Arriving around 7pm on a Monday, we were surprised to find a good-sized crowd of after-work types and foreigners, plus a large party of students. They were spread out in Nataraj's airy seventh-floor dining area, which has knickknacks on the shelves, bench seats lining the walls, and a small fountain in the center of the room. Sari-clad waitresses rushed in and out, and pleasingly low-volume Indian music lilted overhead.
We had called the day before to reserve the special course menu, giving the chef, per the restaurant's request, a chance to prepare seasonal ingredients. The set comes with two drinks, three appetizers, three curries, salad, bread, rice, chutney and dessert, and we were a bit worried about being able to finish it all. But seeing as it cost only ¥5,000, we knew we'd be getting, at the very least, good value.
Our meal started with a paneer roll (¥880), our companion's a la carte appetizer choice. A warm chapati (soft, thin bread) wrapped around Indian cottage cheese, the roll was like an Indian curry burrito with an eggy filling. We wished there was more of it to go around, as we did the course menu's appetizers, which arrived together and consisted of deep-fried chickpeas, spicy pickled radish, and masala papadum. Small but intensely flavored, these three dishes had us calling out for a bottle of Maharaja beer (¥600). The papadum in particular was a standout, thin and crispy and topped with tiny slivers of tomato and cucumber.
Our palates were further cooled by the course menu's salad, a refreshing mix of greens, tomato, kiwi and apple topped with a light yogurt dressing. Next up were the three curries. One was the daily special but the other two we were able to choose from Nataraj's list of about 20 offerings.

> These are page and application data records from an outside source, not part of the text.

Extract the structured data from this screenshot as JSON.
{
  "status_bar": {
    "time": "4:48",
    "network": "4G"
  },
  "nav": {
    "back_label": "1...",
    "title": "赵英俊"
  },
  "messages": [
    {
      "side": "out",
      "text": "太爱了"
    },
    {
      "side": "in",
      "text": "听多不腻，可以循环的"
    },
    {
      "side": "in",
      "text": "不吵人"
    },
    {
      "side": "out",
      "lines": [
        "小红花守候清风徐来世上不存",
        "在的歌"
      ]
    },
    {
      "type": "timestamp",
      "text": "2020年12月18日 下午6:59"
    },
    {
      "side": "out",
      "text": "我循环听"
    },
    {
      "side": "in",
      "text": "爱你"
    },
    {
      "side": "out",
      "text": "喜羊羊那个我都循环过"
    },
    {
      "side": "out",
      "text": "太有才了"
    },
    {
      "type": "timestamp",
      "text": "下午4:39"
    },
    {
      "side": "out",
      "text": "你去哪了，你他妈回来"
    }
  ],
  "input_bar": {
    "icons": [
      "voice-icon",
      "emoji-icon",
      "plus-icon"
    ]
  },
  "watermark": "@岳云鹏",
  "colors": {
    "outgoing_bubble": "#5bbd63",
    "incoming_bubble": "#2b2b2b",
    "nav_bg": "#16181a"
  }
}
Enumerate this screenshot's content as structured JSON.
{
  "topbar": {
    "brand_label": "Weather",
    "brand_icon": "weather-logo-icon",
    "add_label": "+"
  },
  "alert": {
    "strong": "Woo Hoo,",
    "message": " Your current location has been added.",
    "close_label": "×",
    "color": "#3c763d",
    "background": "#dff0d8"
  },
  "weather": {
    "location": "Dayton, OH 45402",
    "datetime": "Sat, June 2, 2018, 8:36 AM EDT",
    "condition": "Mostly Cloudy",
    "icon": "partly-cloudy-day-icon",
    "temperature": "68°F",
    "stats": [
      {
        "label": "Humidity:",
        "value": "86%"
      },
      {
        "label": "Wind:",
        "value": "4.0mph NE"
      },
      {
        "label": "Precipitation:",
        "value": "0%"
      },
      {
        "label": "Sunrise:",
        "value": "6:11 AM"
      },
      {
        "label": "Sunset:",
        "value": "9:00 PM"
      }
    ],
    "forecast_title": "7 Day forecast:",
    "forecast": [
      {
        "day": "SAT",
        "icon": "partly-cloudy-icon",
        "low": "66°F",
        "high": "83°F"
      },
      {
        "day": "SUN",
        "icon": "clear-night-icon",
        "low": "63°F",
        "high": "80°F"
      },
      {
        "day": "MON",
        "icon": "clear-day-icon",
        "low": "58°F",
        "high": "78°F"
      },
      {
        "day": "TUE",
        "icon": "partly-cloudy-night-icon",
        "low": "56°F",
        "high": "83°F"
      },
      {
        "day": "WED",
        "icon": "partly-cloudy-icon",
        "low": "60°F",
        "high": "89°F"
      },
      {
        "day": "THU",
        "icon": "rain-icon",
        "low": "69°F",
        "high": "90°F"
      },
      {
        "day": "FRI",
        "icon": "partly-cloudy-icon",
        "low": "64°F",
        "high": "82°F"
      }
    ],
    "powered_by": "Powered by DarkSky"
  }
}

We went with palak paneer (spinach and cottage cheese, ¥1,300 a la carte) and baingan bhurta (eggplant with onion and tomato, ¥1,500 a la carte). All three were served thali-style in half portions on a platter with rice, chutney and bread. This latter was tandoori paratha (baked spicy wheat bread, a la carte ¥600), which was one of six on offer, including three nan varieties. The curries were all fresh and hearty, the palak paneer in particular impressing us with its creamy spinach and large wedges of cheese.
Full but not overly so, we finished off our meal with Indian tea and kulfi (ice cream, a la carte ¥600), knowing that we'd be back whenever we wanted to show off for overseas visitors-and that we'd be keeping the prices to ourselves.